(Website and app data records)
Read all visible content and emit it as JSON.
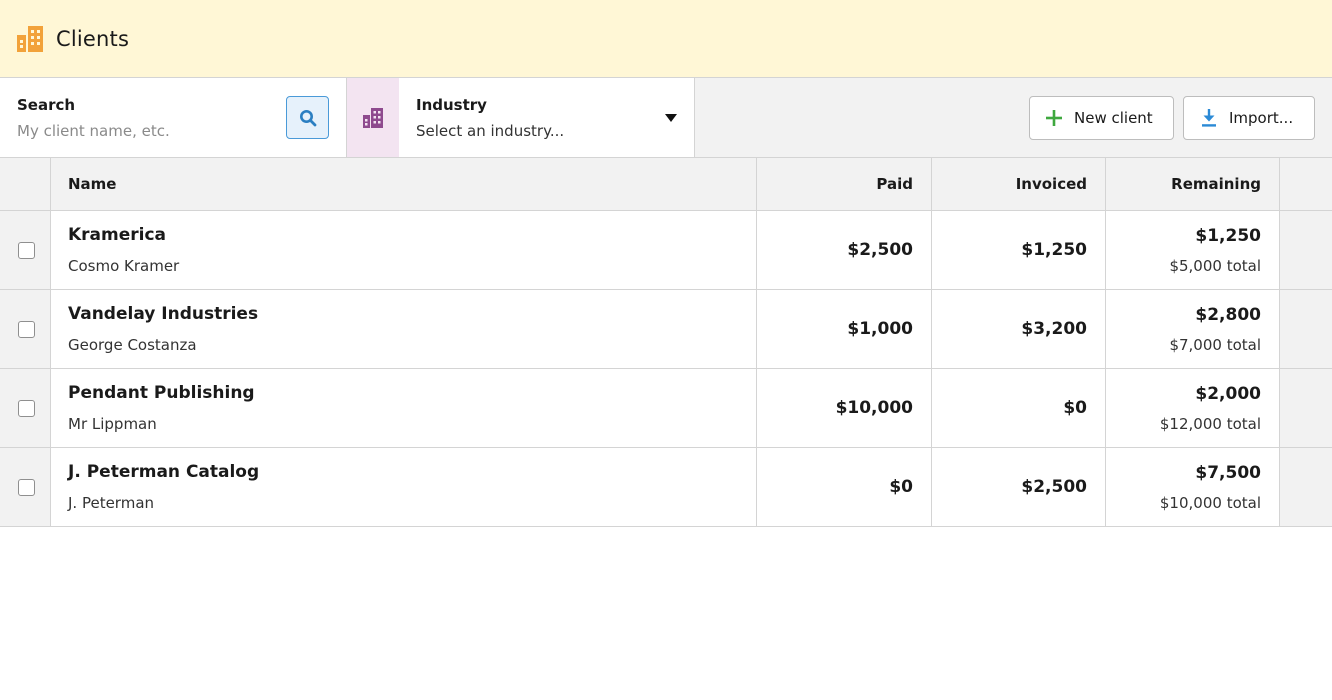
{
  "header": {
    "title": "Clients",
    "icon": "building-icon",
    "icon_color": "#f2a23a"
  },
  "search": {
    "label": "Search",
    "placeholder": "My client name, etc.",
    "accent": "#2b7fc2"
  },
  "industry": {
    "label": "Industry",
    "value": "Select an industry...",
    "icon": "building-icon",
    "icon_color": "#8e4a8e"
  },
  "actions": {
    "new_client": "New client",
    "import": "Import...",
    "new_color": "#3ea83e",
    "import_color": "#2b8ad6"
  },
  "table": {
    "columns": {
      "name": "Name",
      "paid": "Paid",
      "invoiced": "Invoiced",
      "remaining": "Remaining"
    },
    "rows": [
      {
        "name": "Kramerica",
        "contact": "Cosmo Kramer",
        "paid": "$2,500",
        "invoiced": "$1,250",
        "remaining": "$1,250",
        "total": "$5,000 total"
      },
      {
        "name": "Vandelay Industries",
        "contact": "George Costanza",
        "paid": "$1,000",
        "invoiced": "$3,200",
        "remaining": "$2,800",
        "total": "$7,000 total"
      },
      {
        "name": "Pendant Publishing",
        "contact": "Mr Lippman",
        "paid": "$10,000",
        "invoiced": "$0",
        "remaining": "$2,000",
        "total": "$12,000 total"
      },
      {
        "name": "J. Peterman Catalog",
        "contact": "J. Peterman",
        "paid": "$0",
        "invoiced": "$2,500",
        "remaining": "$7,500",
        "total": "$10,000 total"
      }
    ]
  }
}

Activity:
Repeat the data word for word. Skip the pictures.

Output for this exercise:
Read all visible content and emit it as JSON.
{
  "header": {
    "title": "Clients",
    "icon": "building-icon",
    "icon_color": "#f2a23a"
  },
  "search": {
    "label": "Search",
    "placeholder": "My client name, etc.",
    "accent": "#2b7fc2"
  },
  "industry": {
    "label": "Industry",
    "value": "Select an industry...",
    "icon": "building-icon",
    "icon_color": "#8e4a8e"
  },
  "actions": {
    "new_client": "New client",
    "import": "Import...",
    "new_color": "#3ea83e",
    "import_color": "#2b8ad6"
  },
  "table": {
    "columns": {
      "name": "Name",
      "paid": "Paid",
      "invoiced": "Invoiced",
      "remaining": "Remaining"
    },
    "rows": [
      {
        "name": "Kramerica",
        "contact": "Cosmo Kramer",
        "paid": "$2,500",
        "invoiced": "$1,250",
        "remaining": "$1,250",
        "total": "$5,000 total"
      },
      {
        "name": "Vandelay Industries",
        "contact": "George Costanza",
        "paid": "$1,000",
        "invoiced": "$3,200",
        "remaining": "$2,800",
        "total": "$7,000 total"
      },
      {
        "name": "Pendant Publishing",
        "contact": "Mr Lippman",
        "paid": "$10,000",
        "invoiced": "$0",
        "remaining": "$2,000",
        "total": "$12,000 total"
      },
      {
        "name": "J. Peterman Catalog",
        "contact": "J. Peterman",
        "paid": "$0",
        "invoiced": "$2,500",
        "remaining": "$7,500",
        "total": "$10,000 total"
      }
    ]
  }
}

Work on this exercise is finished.